A round-up of the cross-country action in Dublin

Ireland made the most of the home advantage at the British and Irish Masters Cross Country International to have one of their most successful championships on a wet and windy day in Dublin.

They won two of the main three individual races and also picked up plenty of team titles, though the team results weren’t available immediately after the race.

The women’s race started proceedings and there was an easy win for Ireland’s Ann Marie McGlynn. She had run for Ireland’s senior team in the European championships and was making her debut in the event and she won W35 gold.

Second place went to four-time overall winner Claire Martin, who did at least win the W40 title for her sixth successive gold medal.

Third place was taken by World 800m and 1500m champion Louise Rudd, who last year won W35 gold but here took W40 silver.

Two other world master champions also won easily to retain their titles. Clare Elms comfortably beat Scottish rival Fiona Matheson, who has twice won this title previously. Angela Copson won her fourth successive W65 crown and eighth title in all to defeat world masters 800m champion Ros Tabor, who finished second for England.

Dot Fellows won the W70 title but Ireland won the W60 gold through Carmel Parnell who won a record tenth women’s title.

The race incorporated the older men’s event and that saw a win for Ireland’s Martin McEvilly, who regained his title from Northern Ireland’s Terry Eakin, who this time was fourth. Peter Giles won the M70 race from England team-mate Martin Ford who thus narrowly missed out on his third successive title and his seventh gold overall.

The second race was the M50 to M60 race and Ireland won all three individual titles.

Pauric McKinney won the most exciting race of the day by sprinting past four-time M45 champion Austin Davies of Wales, who had led for most of the race.

McKinney took M50 gold while the M55 title went to former M50 champion Tommy Payne.

The M60 gold medal went to world 1500m record-holder Brian Lynch, who led an Irish one-two-three and overwhelming team victory.

The final race did see an overall England victory as Chris Greenwood won his third successive M40 title but first overall victory.
Third placer overall was the M35 champion Michael Harty of Ireland.

The M45 race went to England as former overall winner Tim Hartley won his third successive title. He passed Ireland’s Peter Thompson, who had won the overall race himself last time it was held in Dublin in 2010, in the second half of the race.
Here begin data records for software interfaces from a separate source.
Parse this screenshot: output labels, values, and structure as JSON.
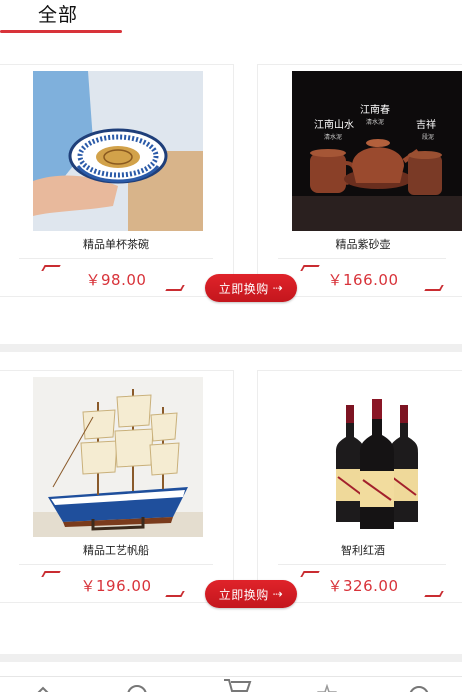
{
  "tabs": {
    "active_label": "全部"
  },
  "products": [
    {
      "name": "精品单杯茶碗",
      "price": "￥98.00"
    },
    {
      "name": "精品紫砂壶",
      "price": "￥166.00"
    },
    {
      "name": "精品工艺帆船",
      "price": "￥196.00"
    },
    {
      "name": "智利红酒",
      "price": "￥326.00"
    }
  ],
  "cta": {
    "label": "立即换购"
  },
  "teapot_image_text": {
    "left": "江南山水",
    "left_sub": "清水泥",
    "center": "江南春",
    "center_sub": "清水泥",
    "right": "吉祥",
    "right_sub": "段泥"
  },
  "bottom_nav": {
    "icons": [
      "home-icon",
      "category-icon",
      "cart-icon",
      "star-icon",
      "profile-icon"
    ]
  },
  "colors": {
    "accent": "#d8333a",
    "price": "#d8333a",
    "cta": "#d0191f"
  }
}
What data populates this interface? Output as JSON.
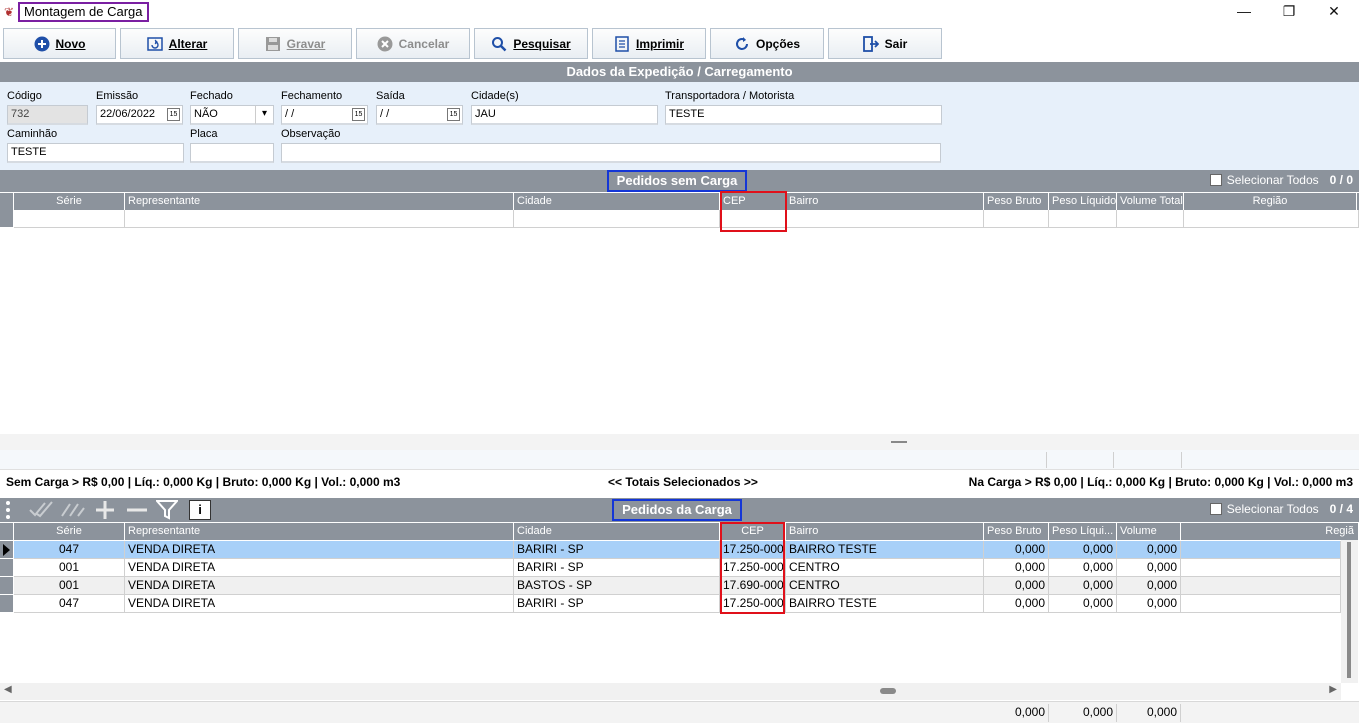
{
  "window": {
    "title": "Montagem de Carga",
    "controls": [
      "—",
      "❐",
      "✕"
    ]
  },
  "toolbar": {
    "novo": "Novo",
    "alterar": "Alterar",
    "gravar": "Gravar",
    "cancelar": "Cancelar",
    "pesquisar": "Pesquisar",
    "imprimir": "Imprimir",
    "opcoes": "Opções",
    "sair": "Sair"
  },
  "form": {
    "section_title": "Dados da Expedição / Carregamento",
    "codigo_label": "Código",
    "codigo_value": "732",
    "emissao_label": "Emissão",
    "emissao_value": "22/06/2022",
    "fechado_label": "Fechado",
    "fechado_value": "NÃO",
    "fechamento_label": "Fechamento",
    "fechamento_value": " / /",
    "saida_label": "Saída",
    "saida_value": " / /",
    "cidades_label": "Cidade(s)",
    "cidades_value": "JAU",
    "transportadora_label": "Transportadora / Motorista",
    "transportadora_value": "TESTE",
    "caminhao_label": "Caminhão",
    "caminhao_value": "TESTE",
    "placa_label": "Placa",
    "placa_value": "",
    "observacao_label": "Observação",
    "observacao_value": ""
  },
  "sem_carga": {
    "title": "Pedidos sem Carga",
    "select_all": "Selecionar Todos",
    "count": "0 / 0",
    "columns": [
      "Série",
      "Representante",
      "Cidade",
      "CEP",
      "Bairro",
      "Peso Bruto",
      "Peso Líquido",
      "Volume Total",
      "Região"
    ]
  },
  "summary": {
    "left": "Sem Carga > R$ 0,00 | Líq.: 0,000 Kg | Bruto: 0,000 Kg | Vol.: 0,000 m3",
    "center": "<< Totais Selecionados >>",
    "right": "Na Carga > R$ 0,00 | Líq.: 0,000 Kg | Bruto: 0,000 Kg | Vol.: 0,000 m3"
  },
  "da_carga": {
    "title": "Pedidos da Carga",
    "select_all": "Selecionar Todos",
    "count": "0 / 4",
    "columns": [
      "Série",
      "Representante",
      "Cidade",
      "CEP",
      "Bairro",
      "Peso Bruto",
      "Peso Líqui...",
      "Volume",
      "Regiã"
    ],
    "rows": [
      {
        "serie": "047",
        "representante": "VENDA DIRETA",
        "cidade": "BARIRI - SP",
        "cep": "17.250-000",
        "bairro": "BAIRRO TESTE",
        "peso_bruto": "0,000",
        "peso_liquido": "0,000",
        "volume": "0,000",
        "regiao": ""
      },
      {
        "serie": "001",
        "representante": "VENDA DIRETA",
        "cidade": "BARIRI - SP",
        "cep": "17.250-000",
        "bairro": "CENTRO",
        "peso_bruto": "0,000",
        "peso_liquido": "0,000",
        "volume": "0,000",
        "regiao": ""
      },
      {
        "serie": "001",
        "representante": "VENDA DIRETA",
        "cidade": "BASTOS - SP",
        "cep": "17.690-000",
        "bairro": "CENTRO",
        "peso_bruto": "0,000",
        "peso_liquido": "0,000",
        "volume": "0,000",
        "regiao": ""
      },
      {
        "serie": "047",
        "representante": "VENDA DIRETA",
        "cidade": "BARIRI - SP",
        "cep": "17.250-000",
        "bairro": "BAIRRO TESTE",
        "peso_bruto": "0,000",
        "peso_liquido": "0,000",
        "volume": "0,000",
        "regiao": ""
      }
    ],
    "totals": {
      "peso_bruto": "0,000",
      "peso_liquido": "0,000",
      "volume": "0,000"
    }
  },
  "colors": {
    "header_gray": "#8c939c",
    "form_bg": "#e7f0fa",
    "selected_row": "#a8d0f8",
    "highlight_red": "#e0101a",
    "highlight_blue": "#1436d6",
    "highlight_purple": "#7a1fa2"
  }
}
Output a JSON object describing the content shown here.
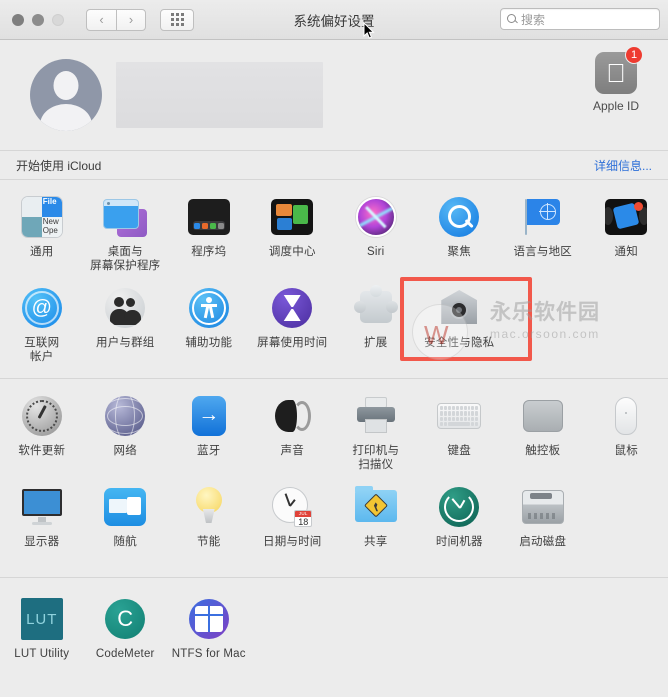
{
  "window": {
    "title": "系统偏好设置",
    "traffic_lights": [
      "close",
      "minimize",
      "zoom"
    ],
    "nav_back": "‹",
    "nav_forward": "›",
    "grid_button": "show-all-grid"
  },
  "search": {
    "placeholder": "搜索",
    "icon": "search-icon"
  },
  "account": {
    "avatar": "user-avatar-placeholder",
    "name_redacted": "",
    "apple_id_label": "Apple ID",
    "apple_id_badge": "1",
    "apple_icon": "apple-logo-icon"
  },
  "icloud": {
    "label": "开始使用 iCloud",
    "link": "详细信息..."
  },
  "highlight": {
    "color": "#f2584b",
    "target": "安全性与隐私"
  },
  "watermark": {
    "main": "永乐软件园",
    "sub": "mac.orsoon.com"
  },
  "sections": [
    {
      "id": "section-1",
      "rows": [
        [
          {
            "label": "通用",
            "icon": "general-icon"
          },
          {
            "label": "桌面与\n屏幕保护程序",
            "icon": "desktop-screensaver-icon"
          },
          {
            "label": "程序坞",
            "icon": "dock-icon"
          },
          {
            "label": "调度中心",
            "icon": "mission-control-icon"
          },
          {
            "label": "Siri",
            "icon": "siri-icon"
          },
          {
            "label": "聚焦",
            "icon": "spotlight-icon"
          },
          {
            "label": "语言与地区",
            "icon": "language-region-icon"
          },
          {
            "label": "通知",
            "icon": "notifications-icon"
          }
        ],
        [
          {
            "label": "互联网\n帐户",
            "icon": "internet-accounts-icon"
          },
          {
            "label": "用户与群组",
            "icon": "users-groups-icon"
          },
          {
            "label": "辅助功能",
            "icon": "accessibility-icon"
          },
          {
            "label": "屏幕使用时间",
            "icon": "screen-time-icon"
          },
          {
            "label": "扩展",
            "icon": "extensions-icon"
          },
          {
            "label": "安全性与隐私",
            "icon": "security-privacy-icon"
          }
        ]
      ]
    },
    {
      "id": "section-2",
      "rows": [
        [
          {
            "label": "软件更新",
            "icon": "software-update-icon"
          },
          {
            "label": "网络",
            "icon": "network-icon"
          },
          {
            "label": "蓝牙",
            "icon": "bluetooth-icon"
          },
          {
            "label": "声音",
            "icon": "sound-icon"
          },
          {
            "label": "打印机与\n扫描仪",
            "icon": "printers-scanners-icon"
          },
          {
            "label": "键盘",
            "icon": "keyboard-icon"
          },
          {
            "label": "触控板",
            "icon": "trackpad-icon"
          },
          {
            "label": "鼠标",
            "icon": "mouse-icon"
          }
        ],
        [
          {
            "label": "显示器",
            "icon": "displays-icon"
          },
          {
            "label": "随航",
            "icon": "sidecar-icon"
          },
          {
            "label": "节能",
            "icon": "energy-saver-icon"
          },
          {
            "label": "日期与时间",
            "icon": "date-time-icon",
            "calendar_month": "JUL",
            "calendar_day": "18"
          },
          {
            "label": "共享",
            "icon": "sharing-icon"
          },
          {
            "label": "时间机器",
            "icon": "time-machine-icon"
          },
          {
            "label": "启动磁盘",
            "icon": "startup-disk-icon"
          }
        ]
      ]
    },
    {
      "id": "section-3",
      "rows": [
        [
          {
            "label": "LUT Utility",
            "icon": "lut-utility-icon",
            "badge_text": "LUT"
          },
          {
            "label": "CodeMeter",
            "icon": "codemeter-icon"
          },
          {
            "label": "NTFS for Mac",
            "icon": "ntfs-for-mac-icon"
          }
        ]
      ]
    }
  ]
}
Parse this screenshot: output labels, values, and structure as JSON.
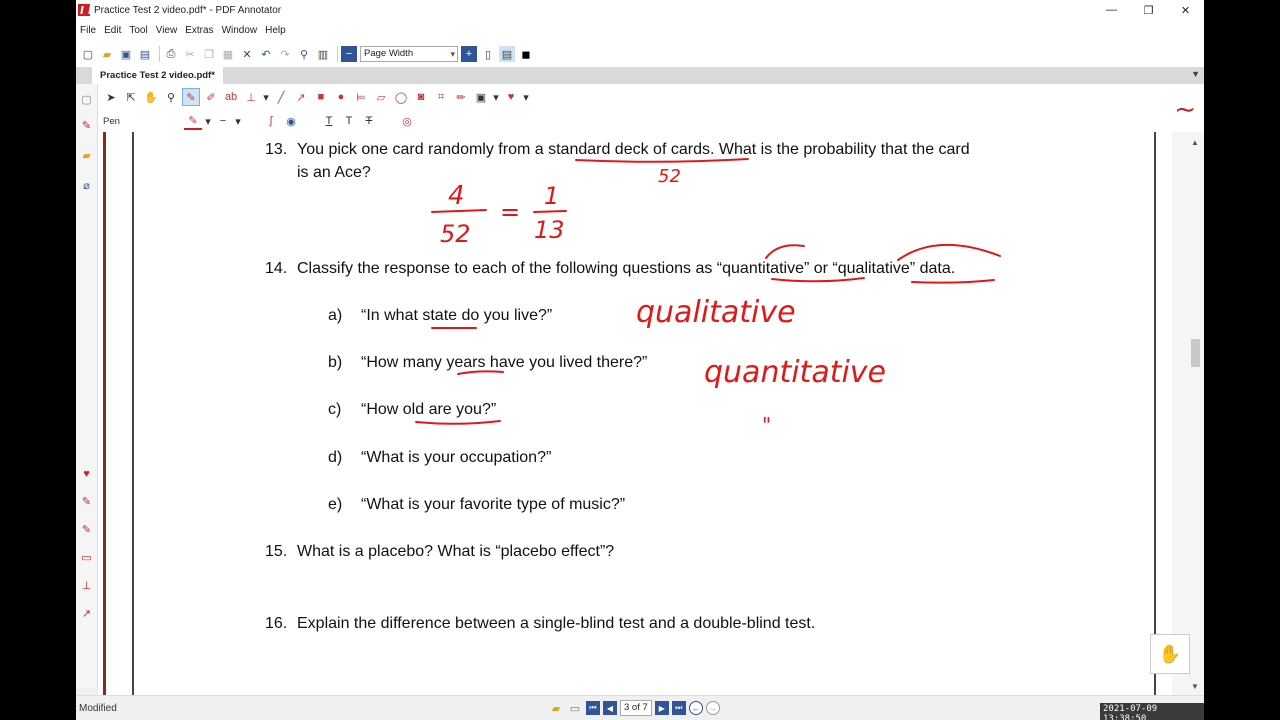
{
  "window": {
    "title": "Practice Test 2 video.pdf* - PDF Annotator",
    "minimize": "—",
    "maximize": "❐",
    "close": "✕"
  },
  "menu": [
    "File",
    "Edit",
    "Tool",
    "View",
    "Extras",
    "Window",
    "Help"
  ],
  "toolbar": {
    "zoom": "Page Width"
  },
  "tab": {
    "label": "Practice Test 2 video.pdf*"
  },
  "annotation_toolbar": {
    "tool_label": "Pen",
    "accent": "#d01e1e"
  },
  "document": {
    "q13": {
      "num": "13.",
      "line1_pre": "You pick one card randomly from a ",
      "line1_underlined": "standard deck of cards",
      "line1_post": ". What is the probability that the card",
      "line2": "is an Ace?"
    },
    "q14": {
      "num": "14.",
      "text_pre": "Classify the response to each of the following questions as “",
      "word1": "quantitative",
      "text_mid": "” or “",
      "word2": "qualitative",
      "text_post": "” data."
    },
    "parts": [
      {
        "label": "a)",
        "text": "“In what state do you live?”"
      },
      {
        "label": "b)",
        "text": "“How many years have you lived there?”"
      },
      {
        "label": "c)",
        "text": "“How old are you?”"
      },
      {
        "label": "d)",
        "text": "“What is your occupation?”"
      },
      {
        "label": "e)",
        "text": "“What is your favorite type of music?”"
      }
    ],
    "q15": {
      "num": "15.",
      "text": "What is a placebo? What is “placebo effect”?"
    },
    "q16": {
      "num": "16.",
      "text": "Explain the difference between a single-blind test and a double-blind test."
    },
    "handwriting": {
      "deck_count": "52",
      "fraction1_num": "4",
      "fraction1_den": "52",
      "equals": "=",
      "fraction2_num": "1",
      "fraction2_den": "13",
      "answer_a": "qualitative",
      "answer_b": "quantitative",
      "answer_c": "\""
    }
  },
  "statusbar": {
    "status": "Modified",
    "page_field": "3 of 7",
    "timestamp": "2021-07-09 13:38:50"
  }
}
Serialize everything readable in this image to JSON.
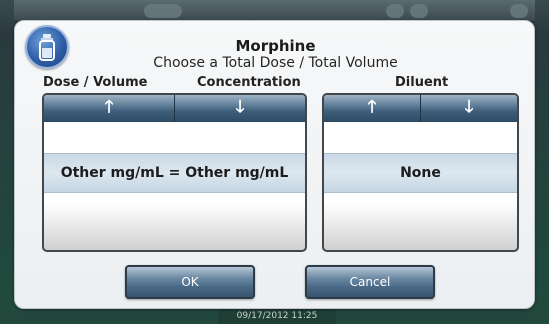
{
  "device": {
    "status_datetime": "09/17/2012 11:25"
  },
  "dialog": {
    "title": "Morphine",
    "subtitle": "Choose a Total Dose / Total Volume",
    "icon": "medication-vial-icon"
  },
  "columns": {
    "dose_volume_label": "Dose / Volume",
    "concentration_label": "Concentration",
    "diluent_label": "Diluent"
  },
  "pickers": {
    "concentration": {
      "selected_value": "Other mg/mL = Other mg/mL",
      "up_icon": "arrow-up-icon",
      "down_icon": "arrow-down-icon"
    },
    "diluent": {
      "selected_value": "None",
      "up_icon": "arrow-up-icon",
      "down_icon": "arrow-down-icon"
    }
  },
  "buttons": {
    "ok_label": "OK",
    "cancel_label": "Cancel"
  },
  "glyphs": {
    "up": "🡑",
    "down": "🡓"
  }
}
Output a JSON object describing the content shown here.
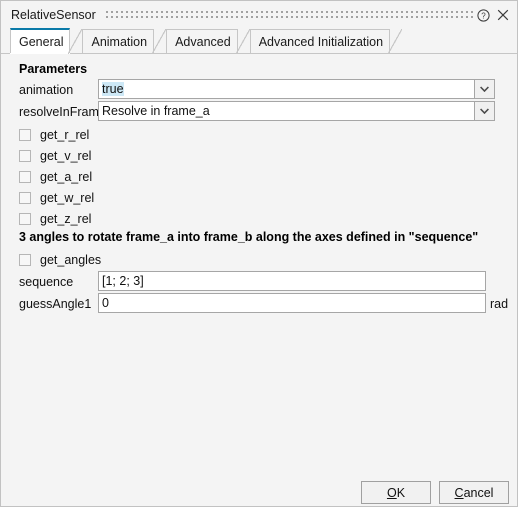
{
  "window": {
    "title": "RelativeSensor",
    "help_icon": "help-circle-icon",
    "close_icon": "close-icon",
    "grip": "drag-grip-dots"
  },
  "tabs": [
    {
      "label": "General",
      "active": true
    },
    {
      "label": "Animation",
      "active": false
    },
    {
      "label": "Advanced",
      "active": false
    },
    {
      "label": "Advanced Initialization",
      "active": false
    }
  ],
  "general": {
    "parameters_heading": "Parameters",
    "animation": {
      "label": "animation",
      "value": "true",
      "dropdown_icon": "chevron-down-icon"
    },
    "resolveInFrame": {
      "label": "resolveInFrame",
      "value": "Resolve in frame_a",
      "dropdown_icon": "chevron-down-icon"
    },
    "checkboxes": [
      {
        "label": "get_r_rel",
        "checked": false
      },
      {
        "label": "get_v_rel",
        "checked": false
      },
      {
        "label": "get_a_rel",
        "checked": false
      },
      {
        "label": "get_w_rel",
        "checked": false
      },
      {
        "label": "get_z_rel",
        "checked": false
      }
    ],
    "angles_heading": "3 angles to rotate frame_a into frame_b along the axes defined in \"sequence\"",
    "get_angles": {
      "label": "get_angles",
      "checked": false
    },
    "sequence": {
      "label": "sequence",
      "value": "[1; 2; 3]"
    },
    "guessAngle1": {
      "label": "guessAngle1",
      "value": "0",
      "unit": "rad"
    }
  },
  "footer": {
    "ok": {
      "pre": "",
      "mnemonic": "O",
      "post": "K"
    },
    "cancel": {
      "pre": "",
      "mnemonic": "C",
      "post": "ancel"
    }
  },
  "colors": {
    "accent": "#0a7aa8",
    "dialog_bg": "#f4f4f4",
    "field_bg": "#ffffff",
    "selection": "#cde8f6",
    "border": "#c6c6c6"
  }
}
» A full report including details of all the team events plus photographs and results will appear in the next edition of Athletics Weekly magazine